    I, Frankenstein" finds itself uncomfortably perched on the precarious edge of modern action filmmaking and legendary Gothic lore, embodying a mashup that could have been groundbreaking if it hadn't leaned so heavily into the pitfalls of genre clichés. The film attempts a bold reinvention of Mary Shelley's iconic creation, thrusting the creature into an overwritten world of demons and battles that feels more like a missed opportunity than a coherent vision. Despite the commendable effort in the visual department, where the film boasts a certain visual flair that harks back to the atmospheric dread of classic Universal horror movies, the endeavor is undercut by a plot that is both overly familiar and lacking in substance. The 3D video transfer, while solid, suffers from inconsistencies that can detract from the viewing experience, although the audio mix offers a robust accompaniment that does inject some life into the proceedings.

    The technical aspects of the Blu-ray presentation do offer some salvaging grace. With its strong audio mix bringing a dynamic layer to the action scenes and commentaries along with featurettes providing insight into the movie's production, hardcore fans of CGI-driven narratives might find glimpses of value here. However, given the film's inability to fully engage with either its action sequences or its narrative ambition, these technical merits are akin to polishing the armor of a fallen knight; commendable but ultimately in service of a lost cause.

    In conclusion, "I, Frankenstein" on Blu-ray encapsulates a squandered potential, marred by a convoluted storyline and inconsistent visual effects that distract rather than dazzle. It stands as a testament to the challenges of reimagining classic literature within modern genre conventions, failing to achieve the balance necessary for such an undertaking. For enthusiasts of Gothic lore seeking a compelling visual and auditory experience, this release may hold some interest, but it remains a flawed execution of a concept that could have resonated more profoundly.

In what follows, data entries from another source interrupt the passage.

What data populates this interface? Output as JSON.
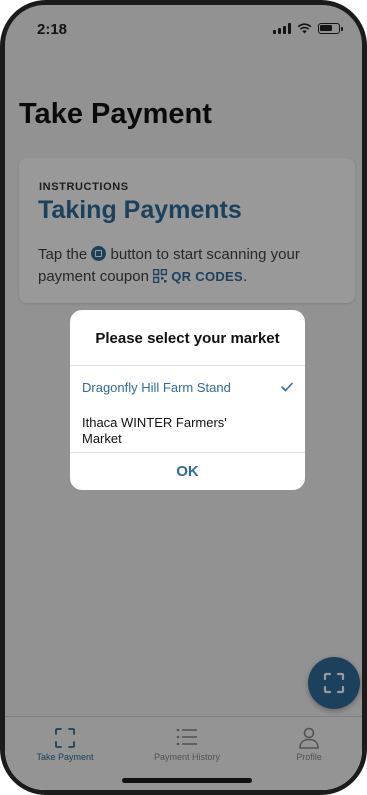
{
  "status_bar": {
    "time": "2:18"
  },
  "page": {
    "title": "Take Payment"
  },
  "instructions_card": {
    "eyebrow": "INSTRUCTIONS",
    "heading": "Taking Payments",
    "text_before_icon": "Tap the ",
    "text_after_icon": " button to start scanning your payment coupon ",
    "qr_label": "QR CODES",
    "text_end": "."
  },
  "dialog": {
    "title": "Please select your market",
    "options": [
      {
        "label": "Dragonfly Hill Farm Stand",
        "selected": true
      },
      {
        "label": "Ithaca WINTER Farmers' Market",
        "selected": false
      }
    ],
    "ok_label": "OK"
  },
  "tabs": [
    {
      "label": "Take Payment",
      "icon": "scan-icon",
      "active": true
    },
    {
      "label": "Payment History",
      "icon": "list-icon",
      "active": false
    },
    {
      "label": "Profile",
      "icon": "profile-icon",
      "active": false
    }
  ],
  "fab": {
    "icon": "scan-icon"
  },
  "colors": {
    "accent": "#2e6d99",
    "overlay": "rgba(0,0,0,0.4)"
  }
}
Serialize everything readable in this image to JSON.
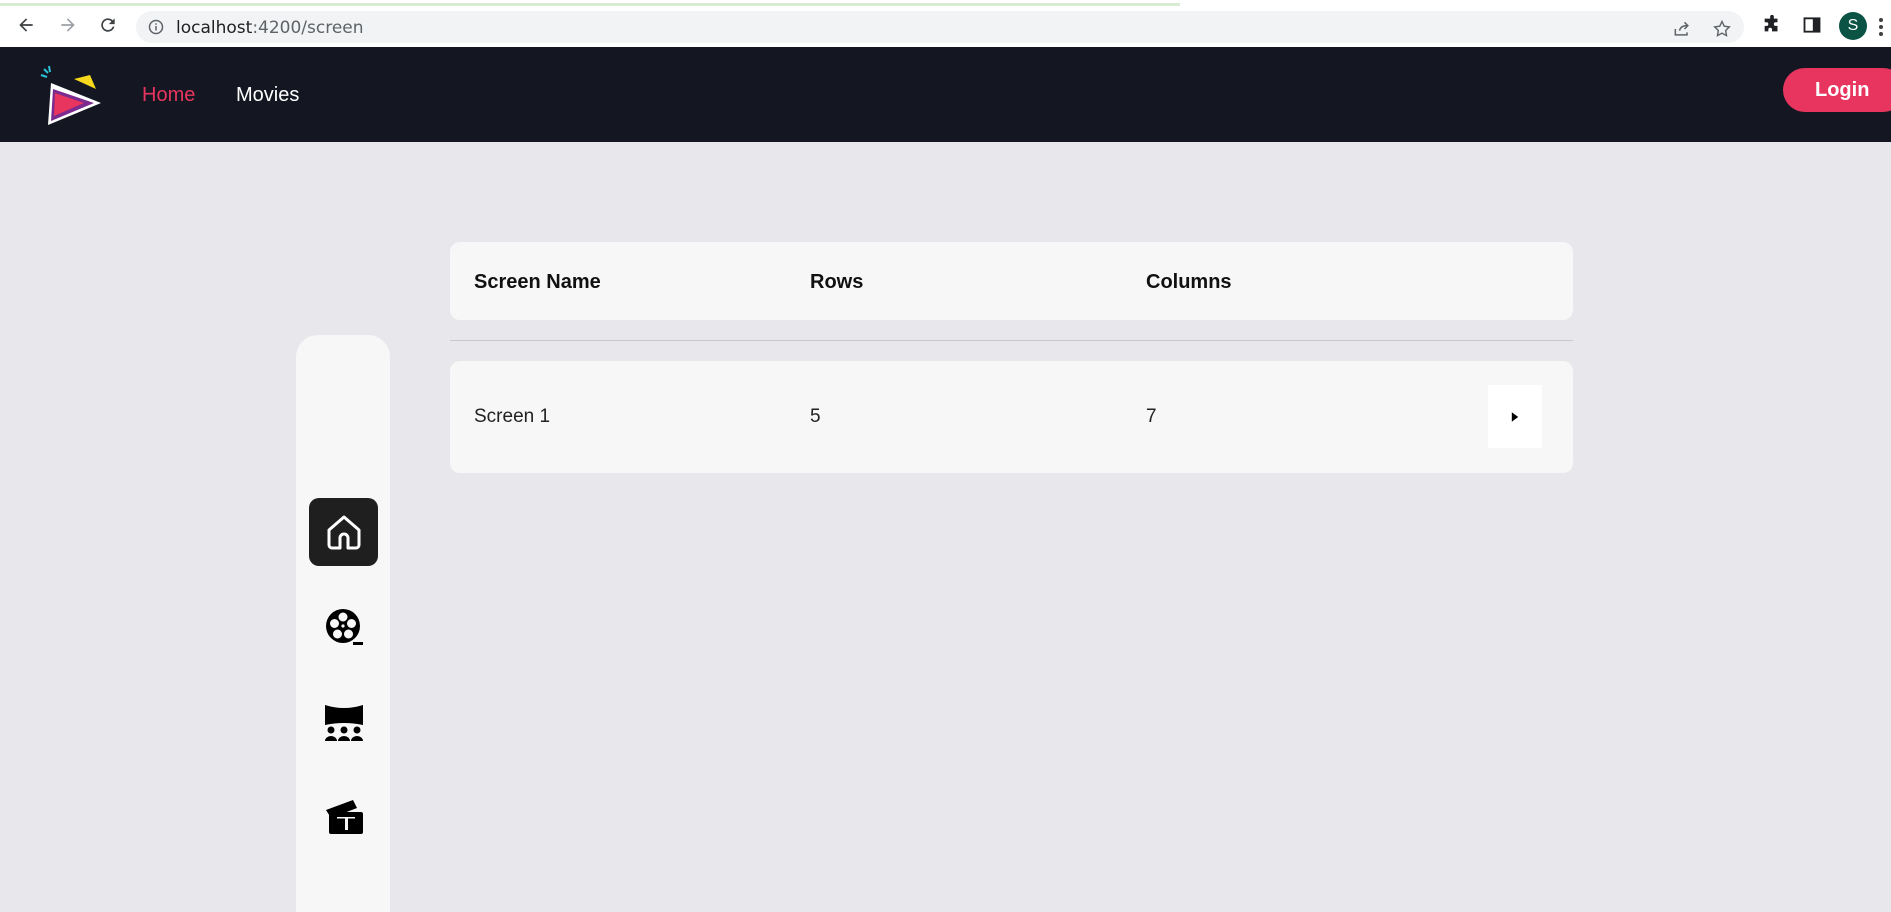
{
  "browser": {
    "url_host": "localhost",
    "url_path": ":4200/screen",
    "profile_initial": "S"
  },
  "header": {
    "nav": [
      {
        "label": "Home",
        "active": true
      },
      {
        "label": "Movies",
        "active": false
      }
    ],
    "login_label": "Login"
  },
  "sidebar": {
    "items": [
      {
        "icon": "home-icon",
        "active": true
      },
      {
        "icon": "film-reel-icon",
        "active": false
      },
      {
        "icon": "theater-screen-icon",
        "active": false
      },
      {
        "icon": "tickets-icon",
        "active": false
      }
    ]
  },
  "table": {
    "columns": [
      "Screen Name",
      "Rows",
      "Columns"
    ],
    "rows": [
      {
        "screen_name": "Screen 1",
        "rows": "5",
        "columns": "7"
      }
    ]
  },
  "colors": {
    "header_bg": "#141621",
    "accent": "#e8355f",
    "page_bg": "#e8e7ec",
    "card_bg": "#f7f7f7"
  }
}
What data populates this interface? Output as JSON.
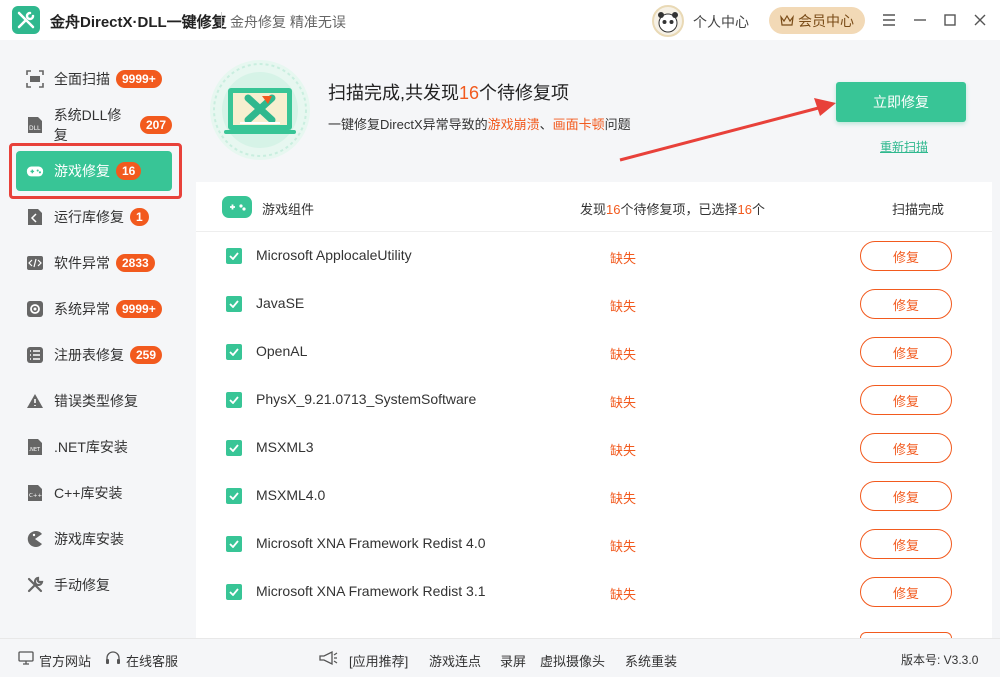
{
  "titlebar": {
    "app_title": "金舟DirectX·DLL一键修复",
    "slogan": "金舟修复 精准无误",
    "user_center": "个人中心",
    "vip_center": "会员中心"
  },
  "sidebar": {
    "items": [
      {
        "label": "全面扫描",
        "badge": "9999+",
        "icon": "scan-icon"
      },
      {
        "label": "系统DLL修复",
        "badge": "207",
        "icon": "dll-icon"
      },
      {
        "label": "游戏修复",
        "badge": "16",
        "icon": "gamepad-icon",
        "active": true
      },
      {
        "label": "运行库修复",
        "badge": "1",
        "icon": "runtime-icon"
      },
      {
        "label": "软件异常",
        "badge": "2833",
        "icon": "code-icon"
      },
      {
        "label": "系统异常",
        "badge": "9999+",
        "icon": "gear-icon"
      },
      {
        "label": "注册表修复",
        "badge": "259",
        "icon": "list-icon"
      },
      {
        "label": "错误类型修复",
        "badge": "",
        "icon": "warning-icon"
      },
      {
        "label": ".NET库安装",
        "badge": "",
        "icon": "dotnet-icon"
      },
      {
        "label": "C++库安装",
        "badge": "",
        "icon": "cpp-icon"
      },
      {
        "label": "游戏库安装",
        "badge": "",
        "icon": "pacman-icon"
      },
      {
        "label": "手动修复",
        "badge": "",
        "icon": "wrench-icon"
      }
    ]
  },
  "hero": {
    "title_prefix": "扫描完成,共发现",
    "title_count": "16",
    "title_suffix": "个待修复项",
    "sub_prefix": "一键修复DirectX异常导致的",
    "sub_hl1": "游戏崩溃",
    "sub_sep": "、",
    "sub_hl2": "画面卡顿",
    "sub_suffix": "问题",
    "fix_now": "立即修复",
    "rescan": "重新扫描"
  },
  "list": {
    "header_title": "游戏组件",
    "found_prefix": "发现",
    "found_count": "16",
    "found_mid": "个待修复项，已选择",
    "selected_count": "16",
    "found_suffix": "个",
    "status_header": "扫描完成",
    "rows": [
      {
        "name": "Microsoft ApplocaleUtility",
        "status": "缺失",
        "action": "修复"
      },
      {
        "name": "JavaSE",
        "status": "缺失",
        "action": "修复"
      },
      {
        "name": "OpenAL",
        "status": "缺失",
        "action": "修复"
      },
      {
        "name": "PhysX_9.21.0713_SystemSoftware",
        "status": "缺失",
        "action": "修复"
      },
      {
        "name": "MSXML3",
        "status": "缺失",
        "action": "修复"
      },
      {
        "name": "MSXML4.0",
        "status": "缺失",
        "action": "修复"
      },
      {
        "name": "Microsoft XNA Framework Redist 4.0",
        "status": "缺失",
        "action": "修复"
      },
      {
        "name": "Microsoft XNA Framework Redist 3.1",
        "status": "缺失",
        "action": "修复"
      }
    ]
  },
  "footer": {
    "website": "官方网站",
    "support": "在线客服",
    "recommend": "[应用推荐]",
    "links": [
      "游戏连点",
      "录屏",
      "虚拟摄像头",
      "系统重装"
    ],
    "version": "版本号: V3.3.0"
  },
  "colors": {
    "accent": "#38c596",
    "warning": "#f25a1e",
    "highlight_border": "#e8413a"
  }
}
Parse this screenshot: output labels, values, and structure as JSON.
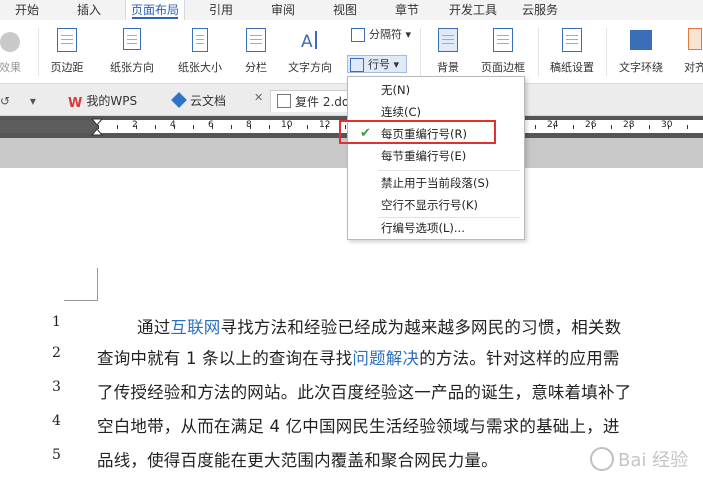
{
  "ribbon_tabs": [
    "开始",
    "插入",
    "页面布局",
    "引用",
    "审阅",
    "视图",
    "章节",
    "开发工具",
    "云服务"
  ],
  "active_tab": "页面布局",
  "ribbon_buttons": {
    "effects": "效果",
    "margins": "页边距",
    "orientation": "纸张方向",
    "size": "纸张大小",
    "columns": "分栏",
    "text_direction": "文字方向",
    "separator": "分隔符",
    "line_numbers": "行号",
    "background": "背景",
    "page_border": "页面边框",
    "manuscript": "稿纸设置",
    "text_wrap": "文字环绕",
    "align": "对齐"
  },
  "doc_tabs": {
    "wps": "我的WPS",
    "cloud": "云文档",
    "current": "复件 2.doc"
  },
  "ruler_numbers": [
    "2",
    "4",
    "6",
    "8",
    "10",
    "12",
    "14",
    "16",
    "18",
    "20",
    "22",
    "24",
    "26",
    "28",
    "30"
  ],
  "line_number_menu": {
    "items": [
      {
        "label": "无(N)",
        "checked": false
      },
      {
        "label": "连续(C)",
        "checked": false
      },
      {
        "label": "每页重编行号(R)",
        "checked": true
      },
      {
        "label": "每节重编行号(E)",
        "checked": false
      },
      {
        "label": "禁止用于当前段落(S)",
        "checked": false
      },
      {
        "label": "空行不显示行号(K)",
        "checked": false
      },
      {
        "label": "行编号选项(L)...",
        "checked": false
      }
    ]
  },
  "document_lines": [
    {
      "number": "1",
      "parts": [
        {
          "t": "通过",
          "link": false
        },
        {
          "t": "互联网",
          "link": true
        },
        {
          "t": "寻找方法和经验已经成为越来越多网民的习惯，相关数",
          "link": false
        }
      ]
    },
    {
      "number": "2",
      "parts": [
        {
          "t": "查询中就有 1 条以上的查询在寻找",
          "link": false
        },
        {
          "t": "问题解决",
          "link": true
        },
        {
          "t": "的方法。针对这样的应用需",
          "link": false
        }
      ]
    },
    {
      "number": "3",
      "parts": [
        {
          "t": "了传授经验和方法的网站。此次百度经验这一产品的诞生，意味着填补了",
          "link": false
        }
      ]
    },
    {
      "number": "4",
      "parts": [
        {
          "t": "空白地带，从而在满足 4 亿中国网民生活经验领域与需求的基础上，进",
          "link": false
        }
      ]
    },
    {
      "number": "5",
      "parts": [
        {
          "t": "品线，使得百度能在更大范围内覆盖和聚合网民力量。",
          "link": false
        }
      ]
    }
  ],
  "watermark_text": "Bai 经验",
  "colors": {
    "accent": "#2b62b6",
    "link": "#2b6fbf",
    "check": "#3a9b3a",
    "highlight": "#e03030"
  }
}
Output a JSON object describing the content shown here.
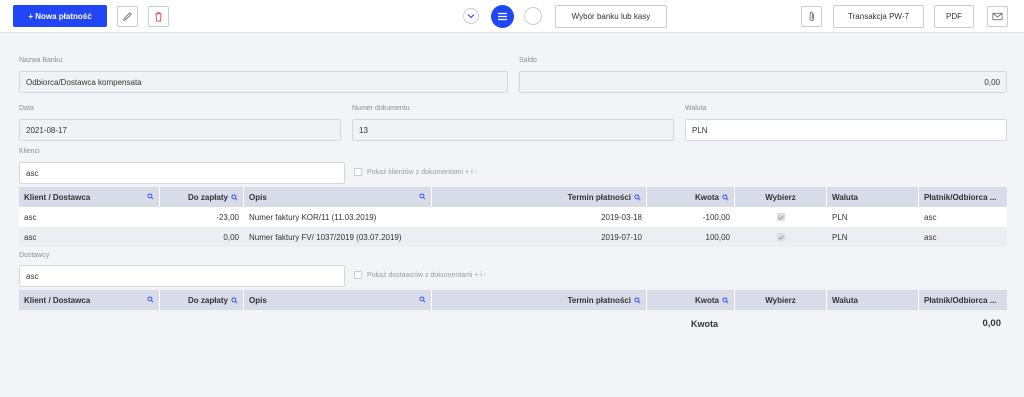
{
  "toolbar": {
    "new_payment": "+  Nowa płatność",
    "choose_bank": "Wybór banku lub kasy",
    "transaction": "Transakcja PW-7",
    "pdf": "PDF"
  },
  "form": {
    "bank_name_label": "Nazwa Banku",
    "bank_name_value": "Odbiorca/Dostawca kompensata",
    "balance_label": "Saldo",
    "balance_value": "0,00",
    "date_label": "Data",
    "date_value": "2021-08-17",
    "doc_number_label": "Numer dokumentu",
    "doc_number_value": "13",
    "currency_label": "Waluta",
    "currency_value": "PLN"
  },
  "clients": {
    "label": "Klienci",
    "search_value": "asc",
    "checkbox_label": "Pokaż klientów z dokumentami + i -",
    "columns": [
      "Klient / Dostawca",
      "Do zapłaty",
      "Opis",
      "Termin płatności",
      "Kwota",
      "Wybierz",
      "Waluta",
      "Płatnik/Odbiorca ..."
    ],
    "rows": [
      {
        "client": "asc",
        "due": "-23,00",
        "desc": "Numer faktury KOR/11 (11.03.2019)",
        "date": "2019-03-18",
        "amount": "-100,00",
        "currency": "PLN",
        "payer": "asc"
      },
      {
        "client": "asc",
        "due": "0,00",
        "desc": "Numer faktury FV/ 1037/2019 (03.07.2019)",
        "date": "2019-07-10",
        "amount": "100,00",
        "currency": "PLN",
        "payer": "asc"
      }
    ]
  },
  "suppliers": {
    "label": "Dostawcy",
    "search_value": "asc",
    "checkbox_label": "Pokaż dostawców z dokumentami + i -",
    "columns": [
      "Klient / Dostawca",
      "Do zapłaty",
      "Opis",
      "Termin płatności",
      "Kwota",
      "Wybierz",
      "Waluta",
      "Płatnik/Odbiorca ..."
    ]
  },
  "summary": {
    "amount_label": "Kwota",
    "amount_value": "0,00"
  },
  "colors": {
    "primary": "#2046f5",
    "delete_red": "#e5484d",
    "header_bg": "#d8dbe8"
  },
  "icons": [
    "plus-icon",
    "pencil-icon",
    "trash-icon",
    "chevron-down-icon",
    "menu-icon",
    "paperclip-icon",
    "envelope-icon",
    "search-icon"
  ]
}
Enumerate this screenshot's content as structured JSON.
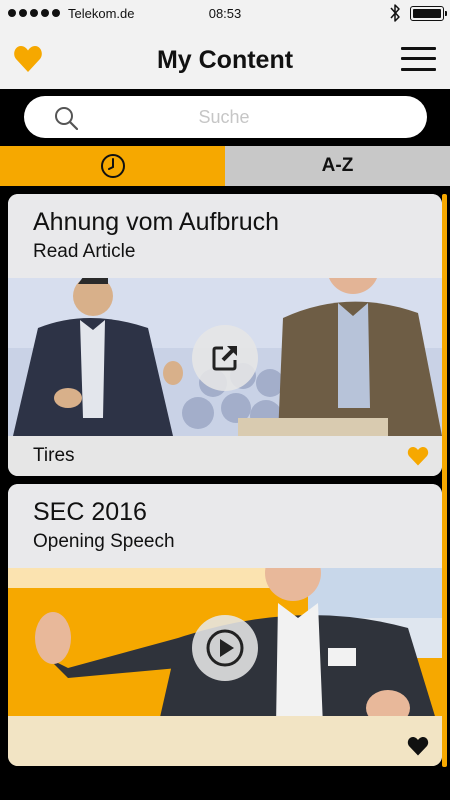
{
  "statusbar": {
    "carrier": "Telekom.de",
    "time": "08:53"
  },
  "header": {
    "title": "My Content"
  },
  "search": {
    "placeholder": "Suche"
  },
  "tabs": {
    "recent_icon": "clock-icon",
    "az_label": "A-Z",
    "active": "recent"
  },
  "colors": {
    "accent": "#f6a800",
    "header_bg": "#f2f2f2",
    "tab_inactive": "#c8c8c8"
  },
  "cards": [
    {
      "title": "Ahnung vom Aufbruch",
      "subtitle": "Read Article",
      "tag": "Tires",
      "action_icon": "external-link-icon",
      "favorite_icon": "heart-icon",
      "favorited_color": "#f6a800"
    },
    {
      "title": "SEC 2016",
      "subtitle": "Opening Speech",
      "tag": "",
      "action_icon": "play-icon",
      "favorite_icon": "heart-icon",
      "favorited_color": "#111111"
    }
  ]
}
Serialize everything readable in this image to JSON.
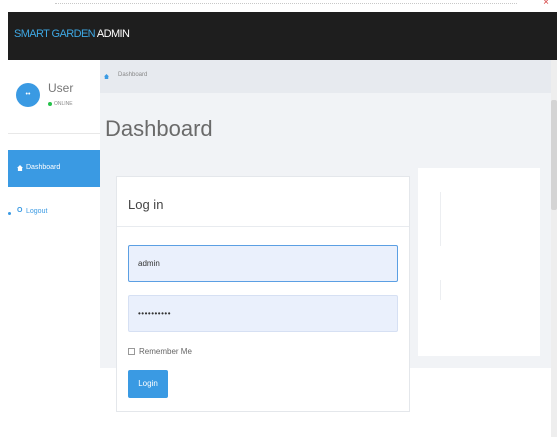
{
  "app": {
    "brand_part1": "SMART GARDEN",
    "brand_part2": "ADMIN",
    "accent_color": "#3a9ae3",
    "topbar_color": "#1e1e1e"
  },
  "sidebar": {
    "user": {
      "avatar_text": "••",
      "name": "User",
      "status": "ONLINE",
      "status_color": "#27c24c"
    },
    "items": [
      {
        "label": "Dashboard",
        "icon": "home-icon",
        "active": true
      },
      {
        "label": "Logout",
        "icon": "power-icon",
        "glyph": "O",
        "active": false
      }
    ]
  },
  "breadcrumb": {
    "icon": "home-icon",
    "label": "Dashboard"
  },
  "page": {
    "title": "Dashboard"
  },
  "login": {
    "title": "Log in",
    "username_value": "admin",
    "password_value": "••••••••••",
    "remember_label": "Remember Me",
    "remember_checked": false,
    "submit_label": "Login"
  },
  "browser": {
    "close_glyph": "×"
  }
}
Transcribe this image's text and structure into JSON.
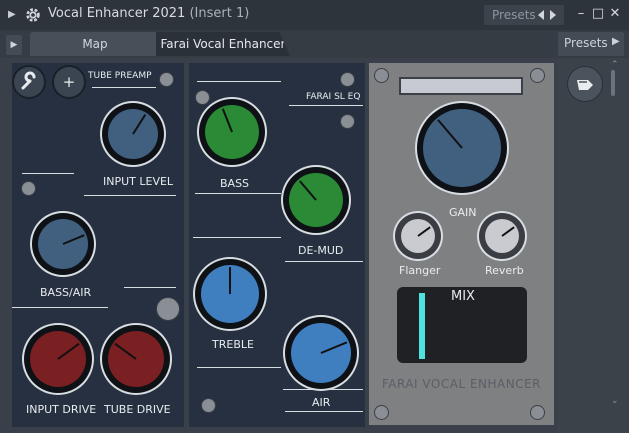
{
  "titlebar": {
    "title": "Vocal Enhancer 2021",
    "insert": "(Insert 1)",
    "presets_label": "Presets",
    "minimize": "–",
    "maximize": "□",
    "close": "✕"
  },
  "tabs": {
    "map": "Map",
    "farai": "Farai Vocal Enhancer",
    "presets": "Presets"
  },
  "tube_preamp": {
    "header": "TUBE PREAMP",
    "input_level": "INPUT LEVEL",
    "bass_air": "BASS/AIR",
    "input_drive": "INPUT DRIVE",
    "tube_drive": "TUBE DRIVE",
    "knob_levels": {
      "input_level": 0.62,
      "bass_air": 0.75,
      "input_drive": 0.7,
      "tube_drive": 0.3
    }
  },
  "eq": {
    "header": "FARAI SL EQ",
    "bass": "BASS",
    "de_mud": "DE-MUD",
    "treble": "TREBLE",
    "air": "AIR",
    "knob_levels": {
      "bass": 0.42,
      "de_mud": 0.35,
      "treble": 0.5,
      "air": 0.75
    }
  },
  "master": {
    "gain": "GAIN",
    "flanger": "Flanger",
    "reverb": "Reverb",
    "mix": "MIX",
    "brand": "FARAI VOCAL ENHANCER",
    "knob_levels": {
      "gain": 0.35,
      "flanger": 0.7,
      "reverb": 0.7
    },
    "mix_level": 0.15
  },
  "colors": {
    "panel": "#263040",
    "knob_blue": "#416080",
    "knob_green": "#2a8a35",
    "knob_lightblue": "#3f7fc0",
    "knob_red": "#7a1f22",
    "mix_accent": "#4ee3df"
  },
  "icons": {
    "wrench": "wrench-icon",
    "plus": "plus-icon",
    "gear": "gear-icon",
    "side": "plugin-icon"
  }
}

In a market teeming with superior examples of both horror reimaginings and action-packed spectacles, "I, Frankenstein" is unlikely to claim a distinguished spot.